Regardless, of whether it’s spontaneous, or planned live performance, background music, or a specific song that you add to the film during the post production. This applies even if the radio plays a music or someone is whistling a song.

 

BASIC TERMS

 

Music licensing or clearance is the licensed use of a copyrighted music. Since the deal is not about buying the song itself but the right to use the song, we call it licensing, and you have to pay a license fee.

The generic name of the whole operation is synchronization, which comes from the synchronization of picture and audio. In English it’s common to use the expressions: sync deal, sync agency, etc.

Are you a film school student and would like to use a Radiohead song in your shortfilm without permission? You can try, but there is a good chance that Youtube will block it, and no TV or cinema is going to play it, unless they take the risk.

The owner of a copyright has the exclusive right to decide on any license request, where audio/visual projects are involved, and charge for usage. The amount of this depends on the extent of the use, how well known the song is, the number of copyright owners, standard market prices and many others, even wether the owners like to project or not.

 

EXCEPTIONS

 

Public domain

 

Public domain is an exception, which includes the majority of pre-20th-century classical music and some traditional folk music.

In reality however it is complicated to define what ‘public domain’ status really means, because a song in America can be public domain, while still be under copyright protection in another country.

It is also important to note, that while the composition of a song itself can be public domain, but the recording or of it isn’t necessarily.
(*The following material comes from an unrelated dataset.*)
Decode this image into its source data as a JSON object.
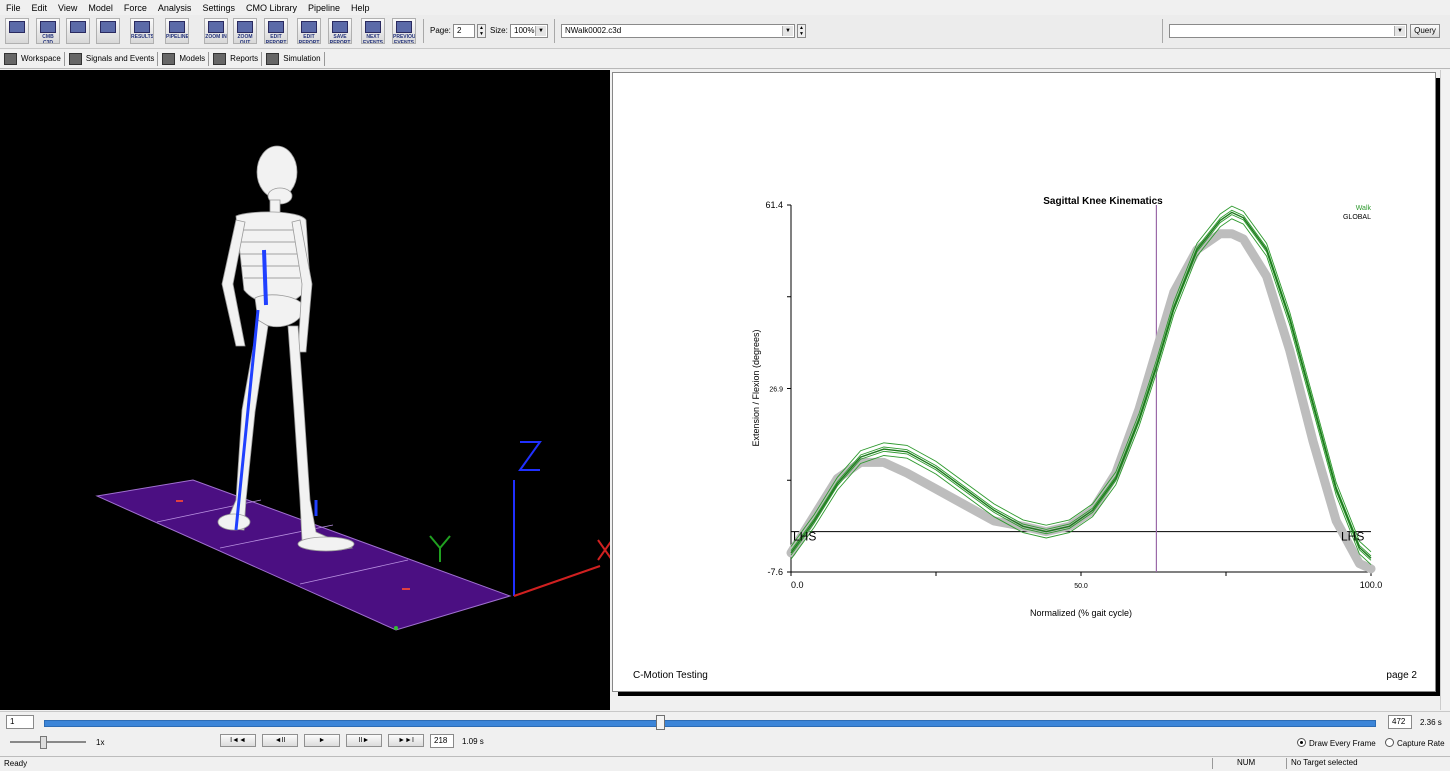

(Bugs Bunny, 1941)

 

Fair use

 

Fair use is another exception, which is the use of copyrighted material for purposes such as parody, criticism, reporting or research without asking permission from the right holder. Fair use is a very broad area of copyright. Ultimately on a jury can decide if a certain usage falls under fair use or not. Precedents and guidelines exist, but they are different in almost every country. In the EU there are community guidelines, and every country has it’s own interpretation.

 

 

The exception proves the rule..

 

If you want to play it safe, you should assume that every time you make a video and use music in it, you will need the permission from the right holders of the music. Whether it is advertisement, promotional material, fictional film or home video. It is also true for Youtube, but we’ll write more about this later.

The fact is that often it is not that expensive to legally use a song for example in a film, as it may seem first. However it is important to start the process in time, because sometimes it is not easy to find all the right owners, and convince them to say yes to our request, or find an alternative in case it’s needed.

In most cases there is a way, to get the music for filmfestivals, presentations for a lower price, than it would cost in case of a commercial release.

In the next blogpost we are going to write about, what licensing means exactly, whom, what kind of licenses, permissions you need to obtain.

If you are interested in more information, please subscribe to our newsletter, and if you are searching for music for a project, check out our catalogue, which contains brand new music from Eastern Europe, but we also collected some of our favourite tracks, all of them can be licensed! :)

Staff picks
Magic Of The Moment by The Maneken
Magic Of The MomentThe ManekenUkraine3:42
LEGO by Gayana
LEGOGayanaRussia3:50
Island of Promise feat Hegyi Dori by Belau
Island of Promise feat Hegyi DoriBelauHungary3:23
TIME by Onuka
TIMEOnukaUkraine5:42
by
Country not setno length
Before The Eyes Are Opened by Tenfold Rabbit
Before The Eyes Are OpenedTenfold RabbitEstonia4:06

You can find more themed playlists on our site, and if you are not sure which track to choose, write to net@eastaste.net and we help you to find the perfect one!




Author: Renato Horvath